[[ RECORDS PROVIDED, beginning ]]

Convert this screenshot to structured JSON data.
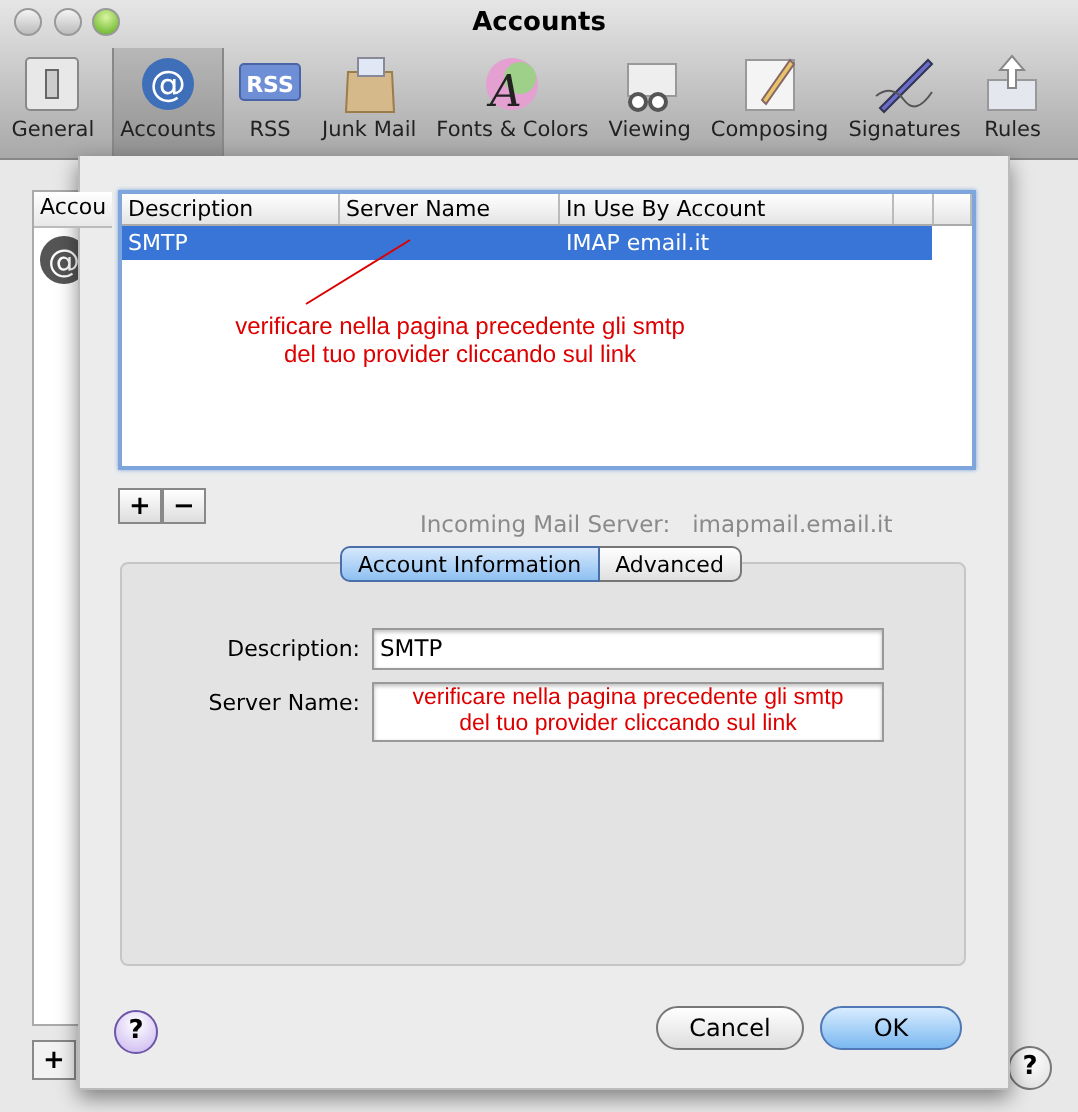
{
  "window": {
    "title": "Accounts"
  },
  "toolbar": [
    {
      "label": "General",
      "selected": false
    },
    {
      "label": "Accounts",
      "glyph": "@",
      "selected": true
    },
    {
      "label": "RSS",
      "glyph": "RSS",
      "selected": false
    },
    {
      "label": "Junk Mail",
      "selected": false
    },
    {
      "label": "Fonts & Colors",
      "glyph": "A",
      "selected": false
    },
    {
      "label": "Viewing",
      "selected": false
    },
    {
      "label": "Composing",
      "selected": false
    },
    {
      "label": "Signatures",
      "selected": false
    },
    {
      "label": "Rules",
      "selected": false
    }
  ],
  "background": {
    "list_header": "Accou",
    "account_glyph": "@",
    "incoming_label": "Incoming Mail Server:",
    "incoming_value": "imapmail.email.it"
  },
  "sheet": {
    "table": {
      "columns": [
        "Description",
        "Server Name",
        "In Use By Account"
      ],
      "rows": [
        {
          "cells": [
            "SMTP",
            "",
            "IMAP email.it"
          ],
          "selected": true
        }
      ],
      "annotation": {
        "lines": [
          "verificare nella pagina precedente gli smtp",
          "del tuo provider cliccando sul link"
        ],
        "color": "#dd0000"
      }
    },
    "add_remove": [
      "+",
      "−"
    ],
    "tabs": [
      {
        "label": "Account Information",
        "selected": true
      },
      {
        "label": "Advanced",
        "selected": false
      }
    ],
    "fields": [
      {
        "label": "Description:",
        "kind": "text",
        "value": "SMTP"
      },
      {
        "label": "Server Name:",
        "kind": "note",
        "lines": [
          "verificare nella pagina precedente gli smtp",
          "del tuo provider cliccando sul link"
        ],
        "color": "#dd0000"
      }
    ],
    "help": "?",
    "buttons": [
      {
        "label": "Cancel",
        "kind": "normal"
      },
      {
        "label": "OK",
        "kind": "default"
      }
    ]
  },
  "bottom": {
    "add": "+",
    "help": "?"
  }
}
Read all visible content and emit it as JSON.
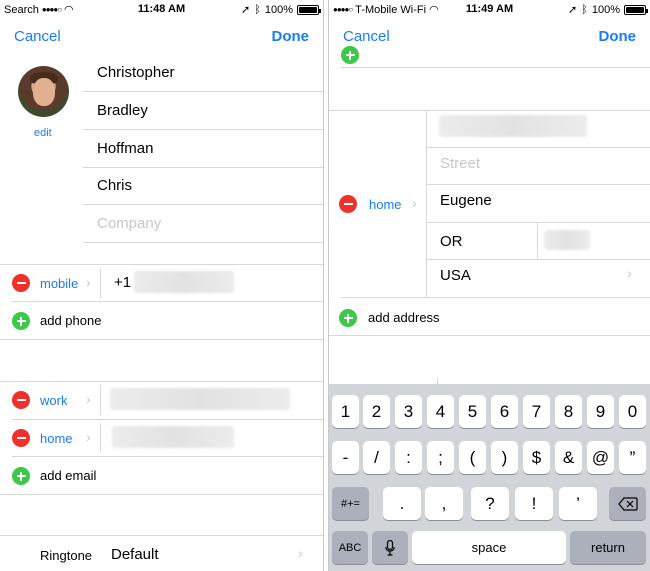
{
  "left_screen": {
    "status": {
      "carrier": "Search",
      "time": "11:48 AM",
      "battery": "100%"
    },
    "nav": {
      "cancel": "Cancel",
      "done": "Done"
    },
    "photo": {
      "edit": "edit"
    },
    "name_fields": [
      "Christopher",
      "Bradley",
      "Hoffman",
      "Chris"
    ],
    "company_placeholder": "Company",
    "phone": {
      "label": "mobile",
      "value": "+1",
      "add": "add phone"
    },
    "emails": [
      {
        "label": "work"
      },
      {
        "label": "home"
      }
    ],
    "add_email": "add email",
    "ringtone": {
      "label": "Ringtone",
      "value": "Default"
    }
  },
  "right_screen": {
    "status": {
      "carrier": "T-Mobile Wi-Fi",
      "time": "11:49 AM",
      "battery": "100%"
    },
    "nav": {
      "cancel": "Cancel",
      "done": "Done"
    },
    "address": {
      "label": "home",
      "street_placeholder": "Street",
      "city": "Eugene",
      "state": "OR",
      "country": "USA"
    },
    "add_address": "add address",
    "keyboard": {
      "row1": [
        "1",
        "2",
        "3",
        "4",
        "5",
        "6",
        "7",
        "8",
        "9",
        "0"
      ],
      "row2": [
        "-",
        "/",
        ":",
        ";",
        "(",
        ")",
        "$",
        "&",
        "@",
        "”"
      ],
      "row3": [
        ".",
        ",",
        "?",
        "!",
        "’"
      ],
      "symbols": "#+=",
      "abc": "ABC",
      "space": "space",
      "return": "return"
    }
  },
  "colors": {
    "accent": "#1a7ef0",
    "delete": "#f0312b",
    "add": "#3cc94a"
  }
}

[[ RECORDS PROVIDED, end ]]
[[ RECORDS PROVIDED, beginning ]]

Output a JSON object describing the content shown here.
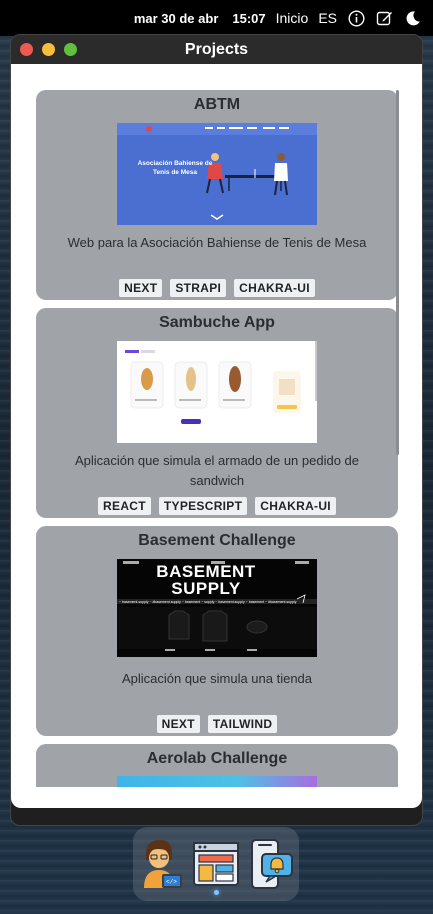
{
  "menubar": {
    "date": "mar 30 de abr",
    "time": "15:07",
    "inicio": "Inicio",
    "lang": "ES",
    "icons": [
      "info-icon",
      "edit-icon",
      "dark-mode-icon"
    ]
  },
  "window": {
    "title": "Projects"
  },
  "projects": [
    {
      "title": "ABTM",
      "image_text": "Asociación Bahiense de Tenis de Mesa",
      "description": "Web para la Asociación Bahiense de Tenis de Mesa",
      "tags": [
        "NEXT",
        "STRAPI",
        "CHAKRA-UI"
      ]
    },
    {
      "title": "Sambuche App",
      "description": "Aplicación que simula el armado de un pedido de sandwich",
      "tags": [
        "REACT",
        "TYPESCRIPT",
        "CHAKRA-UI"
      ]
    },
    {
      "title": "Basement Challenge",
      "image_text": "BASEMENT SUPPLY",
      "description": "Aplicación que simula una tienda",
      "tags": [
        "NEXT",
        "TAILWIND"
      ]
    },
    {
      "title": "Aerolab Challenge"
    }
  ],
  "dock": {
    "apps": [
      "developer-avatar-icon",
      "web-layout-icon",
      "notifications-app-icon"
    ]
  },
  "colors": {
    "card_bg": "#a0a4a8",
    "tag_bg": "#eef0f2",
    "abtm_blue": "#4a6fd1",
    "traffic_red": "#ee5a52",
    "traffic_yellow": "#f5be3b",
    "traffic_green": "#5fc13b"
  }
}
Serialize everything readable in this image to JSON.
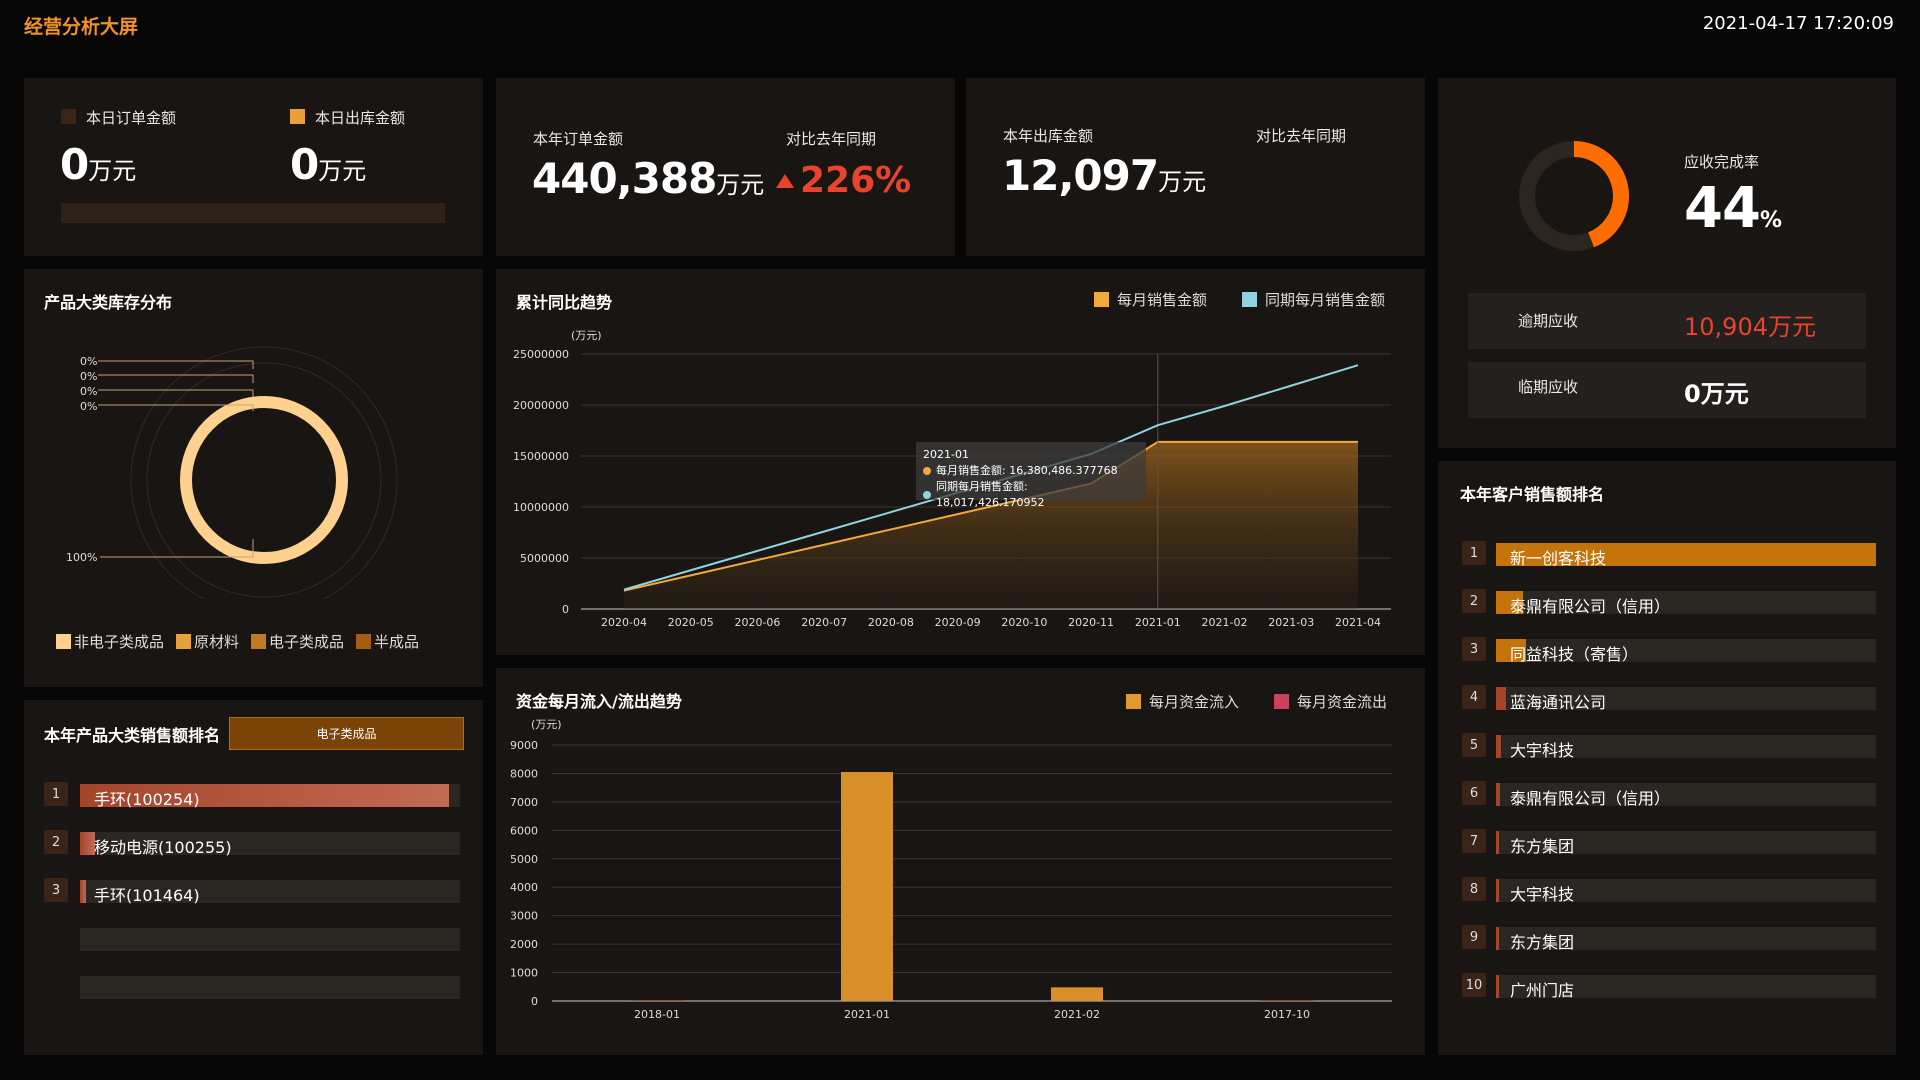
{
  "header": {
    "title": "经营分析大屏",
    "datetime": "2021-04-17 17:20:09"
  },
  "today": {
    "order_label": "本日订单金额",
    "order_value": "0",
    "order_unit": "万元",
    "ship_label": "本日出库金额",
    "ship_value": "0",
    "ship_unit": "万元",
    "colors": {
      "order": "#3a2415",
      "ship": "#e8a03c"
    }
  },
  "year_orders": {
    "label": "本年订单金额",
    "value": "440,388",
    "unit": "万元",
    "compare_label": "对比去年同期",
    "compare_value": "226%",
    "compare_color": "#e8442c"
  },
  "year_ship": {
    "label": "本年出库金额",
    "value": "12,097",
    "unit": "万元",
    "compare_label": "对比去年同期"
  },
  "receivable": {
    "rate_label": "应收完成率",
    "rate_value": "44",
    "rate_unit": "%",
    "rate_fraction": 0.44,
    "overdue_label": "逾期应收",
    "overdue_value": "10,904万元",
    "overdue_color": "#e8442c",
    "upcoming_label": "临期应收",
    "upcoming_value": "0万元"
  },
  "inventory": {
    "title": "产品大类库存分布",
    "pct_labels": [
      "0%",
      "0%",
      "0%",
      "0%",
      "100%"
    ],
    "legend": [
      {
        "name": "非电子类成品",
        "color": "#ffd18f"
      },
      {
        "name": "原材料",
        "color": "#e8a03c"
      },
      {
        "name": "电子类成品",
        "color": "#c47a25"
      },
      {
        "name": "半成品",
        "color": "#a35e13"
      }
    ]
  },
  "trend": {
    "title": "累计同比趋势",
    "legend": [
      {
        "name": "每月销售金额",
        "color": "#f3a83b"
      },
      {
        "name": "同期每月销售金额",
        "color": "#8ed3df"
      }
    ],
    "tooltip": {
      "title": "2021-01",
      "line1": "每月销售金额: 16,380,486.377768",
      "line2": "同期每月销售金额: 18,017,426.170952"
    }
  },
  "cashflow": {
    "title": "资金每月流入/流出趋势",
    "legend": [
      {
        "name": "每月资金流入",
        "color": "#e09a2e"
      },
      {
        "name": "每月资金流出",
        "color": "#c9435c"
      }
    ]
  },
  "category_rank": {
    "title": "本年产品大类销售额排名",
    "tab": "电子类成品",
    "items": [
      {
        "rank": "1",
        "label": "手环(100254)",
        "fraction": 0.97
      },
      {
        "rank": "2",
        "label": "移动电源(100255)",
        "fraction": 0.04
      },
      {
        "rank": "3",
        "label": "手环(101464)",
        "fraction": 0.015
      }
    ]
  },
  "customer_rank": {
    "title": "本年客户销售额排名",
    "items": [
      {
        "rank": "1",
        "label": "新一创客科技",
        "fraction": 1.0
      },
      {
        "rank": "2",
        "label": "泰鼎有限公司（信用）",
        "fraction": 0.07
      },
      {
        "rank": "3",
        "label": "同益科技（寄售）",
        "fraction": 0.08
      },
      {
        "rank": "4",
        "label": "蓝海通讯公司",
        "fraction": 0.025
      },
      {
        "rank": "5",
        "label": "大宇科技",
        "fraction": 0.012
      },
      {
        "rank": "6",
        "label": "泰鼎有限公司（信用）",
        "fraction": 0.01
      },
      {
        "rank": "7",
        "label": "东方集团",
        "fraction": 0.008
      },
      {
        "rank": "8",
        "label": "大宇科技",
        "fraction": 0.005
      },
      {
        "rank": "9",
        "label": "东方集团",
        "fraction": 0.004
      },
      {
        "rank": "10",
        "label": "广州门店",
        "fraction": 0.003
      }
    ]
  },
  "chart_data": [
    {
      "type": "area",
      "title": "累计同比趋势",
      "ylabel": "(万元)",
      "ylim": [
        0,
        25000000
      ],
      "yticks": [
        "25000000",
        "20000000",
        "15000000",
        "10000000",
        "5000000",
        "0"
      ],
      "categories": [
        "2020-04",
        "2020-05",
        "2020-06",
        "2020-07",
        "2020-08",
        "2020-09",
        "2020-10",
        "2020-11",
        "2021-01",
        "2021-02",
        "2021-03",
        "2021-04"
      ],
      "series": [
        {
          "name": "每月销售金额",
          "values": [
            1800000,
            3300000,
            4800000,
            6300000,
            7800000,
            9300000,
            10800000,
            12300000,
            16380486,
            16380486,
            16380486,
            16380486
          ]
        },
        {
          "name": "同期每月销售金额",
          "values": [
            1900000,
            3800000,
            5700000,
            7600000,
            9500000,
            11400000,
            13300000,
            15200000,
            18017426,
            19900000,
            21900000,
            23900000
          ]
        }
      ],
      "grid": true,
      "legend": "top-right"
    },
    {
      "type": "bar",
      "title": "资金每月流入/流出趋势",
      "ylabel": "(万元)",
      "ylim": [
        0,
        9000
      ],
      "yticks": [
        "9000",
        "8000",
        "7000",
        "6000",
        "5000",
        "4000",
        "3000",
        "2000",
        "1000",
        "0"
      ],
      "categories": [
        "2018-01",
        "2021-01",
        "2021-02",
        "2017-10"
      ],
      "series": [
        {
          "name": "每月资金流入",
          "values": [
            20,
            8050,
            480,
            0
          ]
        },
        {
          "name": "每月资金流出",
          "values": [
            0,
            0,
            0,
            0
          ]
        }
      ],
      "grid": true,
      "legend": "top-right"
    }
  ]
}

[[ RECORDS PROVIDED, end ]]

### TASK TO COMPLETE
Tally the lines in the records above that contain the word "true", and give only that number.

### FINISHED TASK
5